Secrets to Living your Best Life

Thank you Maya Angelou
now gone to be universal ancestor
so glad you leave your words to guide
the people’s hearts away
from hate
to the very best they can be
to become empowered social participants
who see ancestors –
who were the rainbows in their clouds
who paved the way for the people
they would become.

They could not see who they would become
the music they would make
the poets they would foster
the roads they would build
the fields they would reap
the rise of their souls beyond –

the slavery that was theirs
and she says we need to name those
who were our origins
who were the rainbows
the foundation of who we would become
and listening to her wisdom
I name them:

she is Paisa in her village
racked with tuberculosis
and she sings of far off grandchild or bubu.
She never sees bubu when
bubu leaves Papua New Guinea’s shores.

He is a miner in England
struggling to make ends meet
I do not know his name
great grandfather striving –

so his children
can escape this life –

and in the future their worlds will join
and their descendants
will lead the world into

where rainbow families dance into
the light.

(c) June Perkins

Rainforest Writing Retreat

John Marsden and June Perkins

On the weekend I attended the Rainforest Writing Retreat organised by Charmaine Clancy and was blessed to meet author John Marsden.

What a humble and gracious human being, patiently signing books and answering the questions of fans. I wrote a creative piece from one of the writing exercises he gave us during the masterclass and volunteered to read it.

The exercise: ‘Write about a Rainforest without using the letter a.’ I had to describe a waterfall, rainforest, and a mountain climb without saying any of those words.

We had 5 minutes to write. I was so delighted that Mr Marsden liked my poem, and said it was publishable.

He encouraged me to stand up and read it loudly and confidently.

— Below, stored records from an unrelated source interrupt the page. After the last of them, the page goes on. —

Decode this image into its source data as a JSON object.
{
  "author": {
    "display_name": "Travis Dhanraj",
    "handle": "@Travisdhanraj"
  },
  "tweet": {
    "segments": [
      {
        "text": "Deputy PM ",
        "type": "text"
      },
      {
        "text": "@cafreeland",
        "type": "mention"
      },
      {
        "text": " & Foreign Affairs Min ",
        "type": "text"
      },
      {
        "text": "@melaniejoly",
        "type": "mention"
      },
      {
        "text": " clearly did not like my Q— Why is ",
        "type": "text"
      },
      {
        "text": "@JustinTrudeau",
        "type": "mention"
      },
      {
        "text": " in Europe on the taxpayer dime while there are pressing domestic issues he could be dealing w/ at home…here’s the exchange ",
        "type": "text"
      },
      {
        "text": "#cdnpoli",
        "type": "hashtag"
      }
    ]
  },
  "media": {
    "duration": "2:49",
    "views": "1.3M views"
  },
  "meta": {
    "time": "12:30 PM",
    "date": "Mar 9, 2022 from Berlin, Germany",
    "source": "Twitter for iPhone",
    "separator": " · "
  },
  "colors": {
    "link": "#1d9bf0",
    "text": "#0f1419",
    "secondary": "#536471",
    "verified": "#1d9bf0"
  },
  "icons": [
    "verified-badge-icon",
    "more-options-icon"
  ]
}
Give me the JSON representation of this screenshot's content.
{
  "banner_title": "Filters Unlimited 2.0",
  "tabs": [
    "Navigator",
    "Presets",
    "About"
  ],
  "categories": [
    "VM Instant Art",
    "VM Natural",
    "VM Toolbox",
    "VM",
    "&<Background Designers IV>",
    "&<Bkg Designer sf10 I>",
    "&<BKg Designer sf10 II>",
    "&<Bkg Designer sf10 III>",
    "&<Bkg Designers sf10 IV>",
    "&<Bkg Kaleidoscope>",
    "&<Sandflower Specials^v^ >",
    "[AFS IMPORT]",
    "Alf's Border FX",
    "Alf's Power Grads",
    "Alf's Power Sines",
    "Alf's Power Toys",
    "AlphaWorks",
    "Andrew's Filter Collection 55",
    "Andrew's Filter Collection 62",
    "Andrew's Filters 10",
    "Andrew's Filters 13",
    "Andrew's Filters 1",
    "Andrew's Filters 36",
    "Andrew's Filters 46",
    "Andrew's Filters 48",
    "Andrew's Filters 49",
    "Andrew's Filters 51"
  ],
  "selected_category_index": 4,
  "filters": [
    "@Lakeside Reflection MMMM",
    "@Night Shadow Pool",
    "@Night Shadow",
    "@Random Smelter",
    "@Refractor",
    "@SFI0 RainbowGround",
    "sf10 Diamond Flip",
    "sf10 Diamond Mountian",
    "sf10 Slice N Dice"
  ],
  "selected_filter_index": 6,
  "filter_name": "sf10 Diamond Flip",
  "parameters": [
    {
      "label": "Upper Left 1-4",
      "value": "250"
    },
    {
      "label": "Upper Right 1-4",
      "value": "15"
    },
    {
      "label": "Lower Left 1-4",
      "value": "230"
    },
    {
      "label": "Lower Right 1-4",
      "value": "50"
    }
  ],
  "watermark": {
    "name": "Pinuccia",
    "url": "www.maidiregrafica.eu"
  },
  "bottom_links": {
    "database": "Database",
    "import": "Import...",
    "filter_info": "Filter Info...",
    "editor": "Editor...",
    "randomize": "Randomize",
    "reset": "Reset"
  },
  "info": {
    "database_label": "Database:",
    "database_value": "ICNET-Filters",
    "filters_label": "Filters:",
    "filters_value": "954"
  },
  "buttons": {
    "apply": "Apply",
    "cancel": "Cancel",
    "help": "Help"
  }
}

(More stories on the Rainforest Writing Retreat coming soon).


Master Class Role Play – Don’t use an s

CYA Conference – 10 Year Anniversary


CYA was; brilliant, entertaining, informative and educational.  I enjoyed catching up with talented artists and writers such as award winning Katrin Dreiling and Helene Magisson and listening to the amazing Morris Gleitzman.

I did my first ever in person pitches to editors and agents. They were friendly, constructive, and helpful. I’m going to be busy working with their advice now and a couple are keen to see some more work, when I am ready.  Thank you! Thank you!

The session I loved the most was definitely the Morris Gleitzman master class.  We had a total of three hours to learn from him.  He entertained us with stories, showing, and not telling, about his own writing journey as well as guiding us through some of his books.  These were so memorable (and often very funny) that I related one in the car on the way to an engagement party after the conference. He gave us insights into how he structures and builds a story, blends in exposition, and extensively drafts outlines of his novels before he begins to write – the technique is drawn from his television writing background. We even had a chance to ask a few questions at the end, and yes I jumped at the chance to ask one!

My daughter, who is fifteen, thought this was the most brilliant public speech she had been too, and was absolutely riveted.  She went to art character development sessions with Sarah Davis, which she absolutely loved and enjoyed spending the day with artist/illustrators.

Another inspiring session was the success stories from previous participants in the conference – I just loved these.  They were encouraging to all aspiring authors and illustrators to follow their dreams – and to have an international outlook with their work. I was so delighted to see Helene Magisson up there sharing her story.  She mentioned our upcoming project, Magic Fish Dreaming! with some excitement amongst her ongoing journey and I was so happy that such a brilliant illustrator is looking forward to our collaboration.

Jennifer Loake’s story was particularly inspiring, as she went from having her picture book story placed very lowly at the competition, to persevering with it, and editing it until it has been published.  And the idea behind her story was just something she always believed in and wouldn’t give up on! If you are thinking about a career in writing for children and young adults I highly reccomend attending this event, and entering their competitions. You receive feedback on your story and how to improve it.

I have begun sending a story I entered in it last year (and have been editing for 12 months) to publishers just a a few weeks ago – perhaps now I will find a publisher for it.

A big congratulations to Tina Clarke and the wonderful team of volunteers who were so warm, welcoming and helpful. A special mention to my writing buddy Dimity Powell who I met in person for the first time.  After attending the conference for years she decided to be a volunteer this year and add to everyone else’s experience, including things like giving me a pep talk before I went into do my publisher pitches – thanks Dimity!  Oh no I forgot to get a photograph of us together – another time maybe!

(c) June Perkins